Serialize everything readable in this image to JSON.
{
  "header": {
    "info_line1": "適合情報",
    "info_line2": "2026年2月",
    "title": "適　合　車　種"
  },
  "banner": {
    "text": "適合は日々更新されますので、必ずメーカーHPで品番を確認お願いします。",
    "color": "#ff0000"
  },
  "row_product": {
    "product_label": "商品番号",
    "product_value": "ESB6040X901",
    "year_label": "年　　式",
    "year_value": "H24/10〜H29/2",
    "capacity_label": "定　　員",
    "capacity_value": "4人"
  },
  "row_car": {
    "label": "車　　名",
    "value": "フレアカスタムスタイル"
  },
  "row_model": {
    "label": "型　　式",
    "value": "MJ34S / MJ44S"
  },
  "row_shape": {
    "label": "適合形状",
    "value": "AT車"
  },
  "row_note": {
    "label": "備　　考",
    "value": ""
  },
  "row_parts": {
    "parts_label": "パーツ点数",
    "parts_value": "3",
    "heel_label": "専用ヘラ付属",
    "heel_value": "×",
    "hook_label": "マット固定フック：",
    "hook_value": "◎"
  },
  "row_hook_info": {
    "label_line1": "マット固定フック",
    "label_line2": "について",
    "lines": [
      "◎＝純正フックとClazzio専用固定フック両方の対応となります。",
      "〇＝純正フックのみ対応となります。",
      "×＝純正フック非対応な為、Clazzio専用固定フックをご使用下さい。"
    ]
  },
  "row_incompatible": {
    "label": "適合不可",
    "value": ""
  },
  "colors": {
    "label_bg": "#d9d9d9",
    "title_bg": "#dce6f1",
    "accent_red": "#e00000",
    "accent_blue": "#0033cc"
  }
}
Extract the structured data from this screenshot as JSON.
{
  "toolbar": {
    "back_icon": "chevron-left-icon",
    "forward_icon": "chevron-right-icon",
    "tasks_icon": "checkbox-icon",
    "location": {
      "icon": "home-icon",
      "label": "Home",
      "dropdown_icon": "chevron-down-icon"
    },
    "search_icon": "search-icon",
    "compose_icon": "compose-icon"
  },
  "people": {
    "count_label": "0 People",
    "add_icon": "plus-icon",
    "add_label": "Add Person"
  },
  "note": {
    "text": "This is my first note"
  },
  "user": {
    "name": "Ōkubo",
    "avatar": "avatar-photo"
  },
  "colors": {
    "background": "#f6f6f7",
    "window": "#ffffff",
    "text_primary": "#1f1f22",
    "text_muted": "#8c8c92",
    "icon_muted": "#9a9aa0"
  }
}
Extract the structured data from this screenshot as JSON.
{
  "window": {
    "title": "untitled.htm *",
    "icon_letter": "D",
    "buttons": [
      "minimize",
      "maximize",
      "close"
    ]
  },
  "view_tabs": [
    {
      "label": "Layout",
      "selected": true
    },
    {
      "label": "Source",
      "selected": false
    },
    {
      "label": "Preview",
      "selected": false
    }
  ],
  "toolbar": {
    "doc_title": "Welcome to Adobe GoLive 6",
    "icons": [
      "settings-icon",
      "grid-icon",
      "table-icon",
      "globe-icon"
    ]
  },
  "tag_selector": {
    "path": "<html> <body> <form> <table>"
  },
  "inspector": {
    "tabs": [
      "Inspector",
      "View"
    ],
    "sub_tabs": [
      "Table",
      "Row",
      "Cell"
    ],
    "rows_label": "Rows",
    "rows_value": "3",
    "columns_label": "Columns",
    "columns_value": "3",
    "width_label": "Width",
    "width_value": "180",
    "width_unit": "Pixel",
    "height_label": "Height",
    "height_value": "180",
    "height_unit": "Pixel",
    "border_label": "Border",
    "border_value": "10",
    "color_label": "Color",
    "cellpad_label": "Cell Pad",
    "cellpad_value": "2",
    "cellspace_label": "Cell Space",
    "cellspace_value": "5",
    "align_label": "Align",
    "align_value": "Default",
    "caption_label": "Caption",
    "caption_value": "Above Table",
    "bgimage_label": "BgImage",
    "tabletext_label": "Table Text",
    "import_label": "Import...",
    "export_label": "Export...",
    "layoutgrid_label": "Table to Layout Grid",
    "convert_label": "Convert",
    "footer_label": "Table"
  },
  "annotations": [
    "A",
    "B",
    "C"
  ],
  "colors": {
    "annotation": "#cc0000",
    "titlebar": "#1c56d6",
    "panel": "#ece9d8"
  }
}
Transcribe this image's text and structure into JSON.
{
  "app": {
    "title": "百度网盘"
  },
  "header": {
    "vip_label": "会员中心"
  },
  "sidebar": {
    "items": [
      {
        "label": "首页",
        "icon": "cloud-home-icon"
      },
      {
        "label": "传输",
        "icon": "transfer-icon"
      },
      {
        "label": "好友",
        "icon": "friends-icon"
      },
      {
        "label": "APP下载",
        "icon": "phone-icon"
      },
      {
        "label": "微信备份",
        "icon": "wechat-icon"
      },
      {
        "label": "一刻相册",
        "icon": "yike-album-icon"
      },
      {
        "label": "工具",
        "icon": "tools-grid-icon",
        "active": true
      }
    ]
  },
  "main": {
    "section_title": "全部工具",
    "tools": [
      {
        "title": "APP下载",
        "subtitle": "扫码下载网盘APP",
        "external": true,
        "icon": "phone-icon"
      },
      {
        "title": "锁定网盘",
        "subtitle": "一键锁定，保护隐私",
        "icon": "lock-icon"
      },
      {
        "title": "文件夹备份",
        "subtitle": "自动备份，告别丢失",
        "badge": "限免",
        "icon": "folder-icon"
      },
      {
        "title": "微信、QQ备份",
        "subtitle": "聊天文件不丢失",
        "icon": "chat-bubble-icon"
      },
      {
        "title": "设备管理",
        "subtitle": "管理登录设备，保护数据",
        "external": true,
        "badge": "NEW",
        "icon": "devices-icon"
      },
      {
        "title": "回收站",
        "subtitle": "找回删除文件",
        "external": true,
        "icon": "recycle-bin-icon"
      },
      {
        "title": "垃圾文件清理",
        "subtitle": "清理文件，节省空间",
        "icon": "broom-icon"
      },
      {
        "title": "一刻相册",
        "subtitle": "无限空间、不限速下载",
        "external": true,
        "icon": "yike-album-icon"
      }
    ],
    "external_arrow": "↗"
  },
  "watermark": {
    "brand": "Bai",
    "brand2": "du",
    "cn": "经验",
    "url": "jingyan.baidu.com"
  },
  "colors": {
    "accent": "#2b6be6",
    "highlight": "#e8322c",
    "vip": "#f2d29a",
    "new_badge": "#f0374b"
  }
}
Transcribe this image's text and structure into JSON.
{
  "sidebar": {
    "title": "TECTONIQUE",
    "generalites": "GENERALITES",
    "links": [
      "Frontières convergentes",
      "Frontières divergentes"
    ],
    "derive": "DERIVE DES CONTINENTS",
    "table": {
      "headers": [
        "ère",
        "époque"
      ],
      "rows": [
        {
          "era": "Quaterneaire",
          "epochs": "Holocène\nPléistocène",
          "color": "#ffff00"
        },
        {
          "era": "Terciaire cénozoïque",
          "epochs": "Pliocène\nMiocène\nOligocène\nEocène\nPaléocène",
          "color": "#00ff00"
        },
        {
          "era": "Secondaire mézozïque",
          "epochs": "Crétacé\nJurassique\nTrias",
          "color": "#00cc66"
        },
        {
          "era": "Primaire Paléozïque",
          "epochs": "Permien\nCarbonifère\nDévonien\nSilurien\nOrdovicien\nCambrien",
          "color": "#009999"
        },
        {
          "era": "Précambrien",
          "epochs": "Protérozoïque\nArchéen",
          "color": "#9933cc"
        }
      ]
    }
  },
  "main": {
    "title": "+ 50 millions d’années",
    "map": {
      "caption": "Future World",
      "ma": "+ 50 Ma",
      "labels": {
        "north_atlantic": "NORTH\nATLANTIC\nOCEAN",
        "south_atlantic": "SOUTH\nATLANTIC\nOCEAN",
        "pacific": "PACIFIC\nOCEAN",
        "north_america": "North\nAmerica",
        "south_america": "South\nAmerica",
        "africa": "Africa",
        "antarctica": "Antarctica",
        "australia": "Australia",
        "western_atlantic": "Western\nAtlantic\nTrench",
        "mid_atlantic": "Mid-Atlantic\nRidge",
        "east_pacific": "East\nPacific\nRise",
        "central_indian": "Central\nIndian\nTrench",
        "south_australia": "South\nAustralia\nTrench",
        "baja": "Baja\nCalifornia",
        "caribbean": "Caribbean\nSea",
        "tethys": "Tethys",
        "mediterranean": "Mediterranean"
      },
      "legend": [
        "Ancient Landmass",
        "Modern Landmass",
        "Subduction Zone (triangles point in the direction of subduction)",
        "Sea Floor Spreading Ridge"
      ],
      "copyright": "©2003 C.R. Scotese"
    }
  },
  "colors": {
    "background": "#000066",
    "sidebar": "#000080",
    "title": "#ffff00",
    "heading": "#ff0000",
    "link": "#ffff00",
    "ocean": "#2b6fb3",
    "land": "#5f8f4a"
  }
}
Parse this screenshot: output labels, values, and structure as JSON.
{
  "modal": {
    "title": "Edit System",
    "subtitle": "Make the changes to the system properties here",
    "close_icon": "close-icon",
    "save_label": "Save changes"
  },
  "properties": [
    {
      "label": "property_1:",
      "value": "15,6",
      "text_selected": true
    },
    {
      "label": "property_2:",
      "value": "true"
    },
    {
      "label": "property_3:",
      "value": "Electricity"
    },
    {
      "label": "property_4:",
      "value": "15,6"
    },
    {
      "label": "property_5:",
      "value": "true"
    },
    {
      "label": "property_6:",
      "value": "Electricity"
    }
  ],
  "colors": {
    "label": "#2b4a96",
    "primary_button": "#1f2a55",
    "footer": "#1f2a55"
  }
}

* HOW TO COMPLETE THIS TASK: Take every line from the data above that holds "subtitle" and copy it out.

* OUTPUT:
        "subtitle": "扫码下载网盘APP",
        "subtitle": "一键锁定，保护隐私",
        "subtitle": "自动备份，告别丢失",
        "subtitle": "聊天文件不丢失",
        "subtitle": "管理登录设备，保护数据",
        "subtitle": "找回删除文件",
        "subtitle": "清理文件，节省空间",
        "subtitle": "无限空间、不限速下载",
    "subtitle": "Make the changes to the system properties here",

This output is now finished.